YOUR TASK:
Task for the records below: count the lines that contain the word "this" and give only that number.

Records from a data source
::::::::::
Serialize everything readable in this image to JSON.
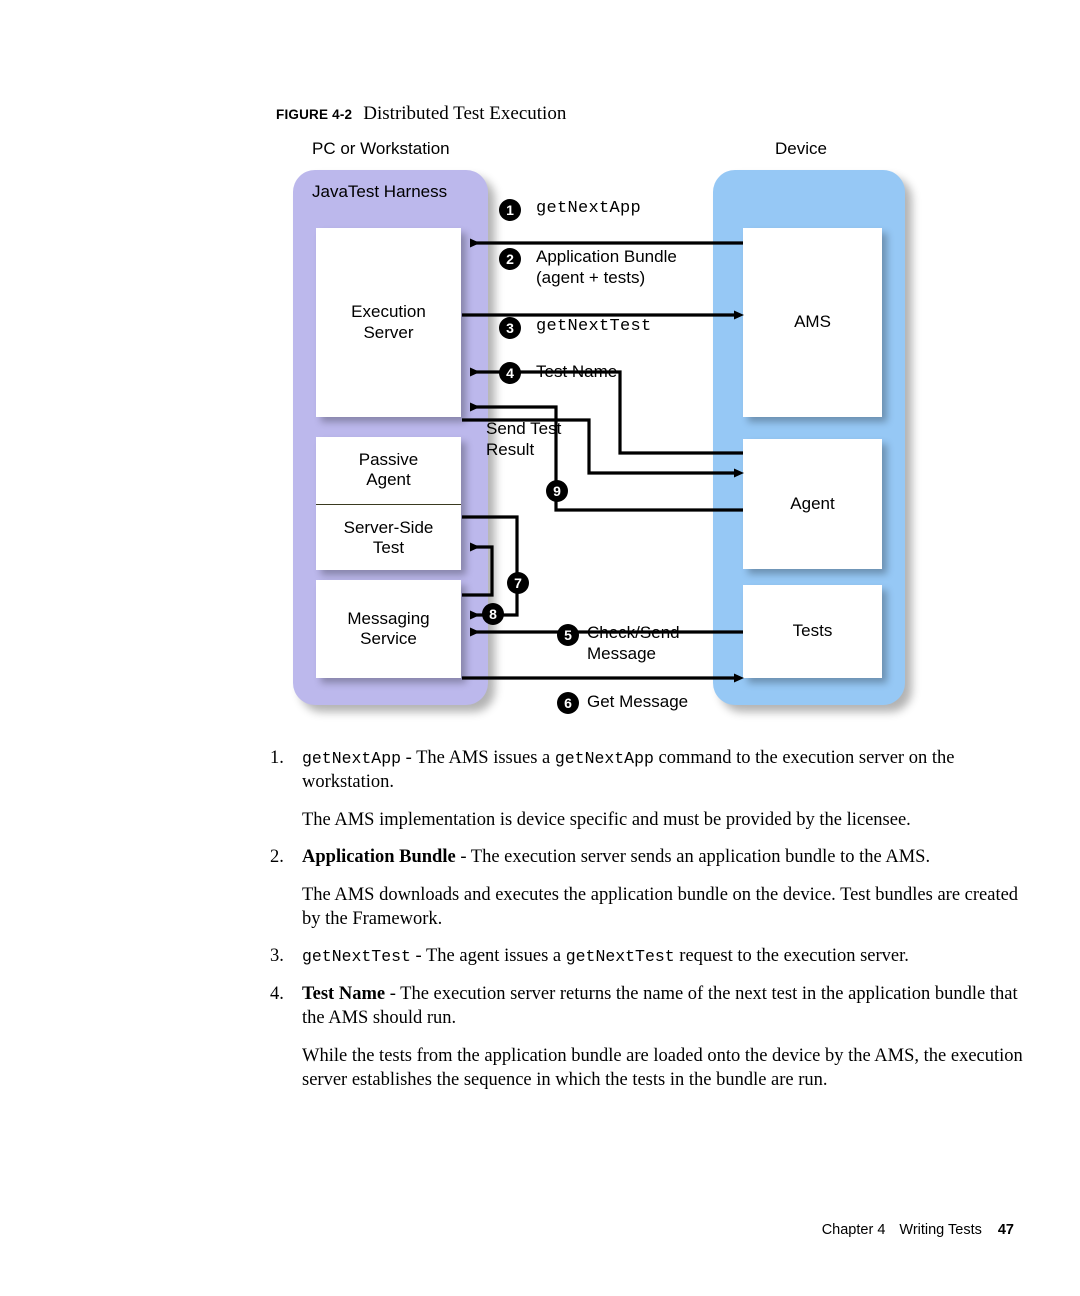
{
  "figure": {
    "label": "FIGURE 4-2",
    "title": "Distributed Test Execution"
  },
  "diagram": {
    "left_caption": "PC or Workstation",
    "right_caption": "Device",
    "left_panel_title": "JavaTest Harness",
    "left_panel_color": "#bcb8ec",
    "right_panel_color": "#96c8f5",
    "boxes": {
      "execution_server": "Execution\nServer",
      "execution_server_line1": "Execution",
      "execution_server_line2": "Server",
      "passive_agent_line1": "Passive",
      "passive_agent_line2": "Agent",
      "server_side_test_line1": "Server-Side",
      "server_side_test_line2": "Test",
      "messaging_service_line1": "Messaging",
      "messaging_service_line2": "Service",
      "ams": "AMS",
      "agent": "Agent",
      "tests": "Tests"
    },
    "flows": [
      {
        "num": "1",
        "label": "getNextApp",
        "mono": true
      },
      {
        "num": "2",
        "label": "Application Bundle",
        "label2": "(agent + tests)",
        "mono": false
      },
      {
        "num": "3",
        "label": "getNextTest",
        "mono": true
      },
      {
        "num": "4",
        "label": "Test Name",
        "mono": false
      },
      {
        "num": "5",
        "label": "Check/Send",
        "label2": "Message",
        "mono": false
      },
      {
        "num": "6",
        "label": "Get Message",
        "mono": false
      },
      {
        "num": "7",
        "label": "",
        "mono": false
      },
      {
        "num": "8",
        "label": "",
        "mono": false
      },
      {
        "num": "9",
        "label": "Send Test",
        "label2": "Result",
        "mono": false
      }
    ]
  },
  "steps": [
    {
      "num": "1.",
      "parts": [
        {
          "t": "getNextApp",
          "s": "mono"
        },
        {
          "t": " - The AMS issues a ",
          "s": ""
        },
        {
          "t": "getNextApp",
          "s": "mono"
        },
        {
          "t": " command to the execution server on the workstation.",
          "s": ""
        }
      ]
    },
    {
      "para": "The AMS implementation is device specific and must be provided by the licensee."
    },
    {
      "num": "2.",
      "parts": [
        {
          "t": "Application Bundle",
          "s": "b"
        },
        {
          "t": " - The execution server sends an application bundle to the AMS.",
          "s": ""
        }
      ]
    },
    {
      "para": "The AMS downloads and executes the application bundle on the device. Test bundles are created by the Framework."
    },
    {
      "num": "3.",
      "parts": [
        {
          "t": "getNextTest",
          "s": "mono"
        },
        {
          "t": " - The agent issues a ",
          "s": ""
        },
        {
          "t": "getNextTest",
          "s": "mono"
        },
        {
          "t": " request to the execution server.",
          "s": ""
        }
      ]
    },
    {
      "num": "4.",
      "parts": [
        {
          "t": " Test Name",
          "s": "b"
        },
        {
          "t": " - The execution server returns the name of the next test in the application bundle that the AMS should run.",
          "s": ""
        }
      ]
    },
    {
      "para": "While the tests from the application bundle are loaded onto the device by the AMS, the execution server establishes the sequence in which the tests in the bundle are run."
    }
  ],
  "footer": {
    "chapter": "Chapter 4",
    "section": "Writing Tests",
    "page": "47"
  }
}
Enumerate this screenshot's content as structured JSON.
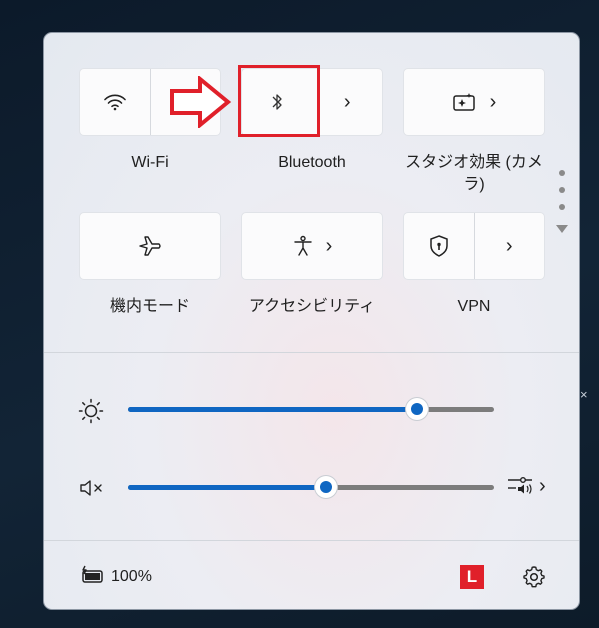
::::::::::
REPLY TO THE TASK:
2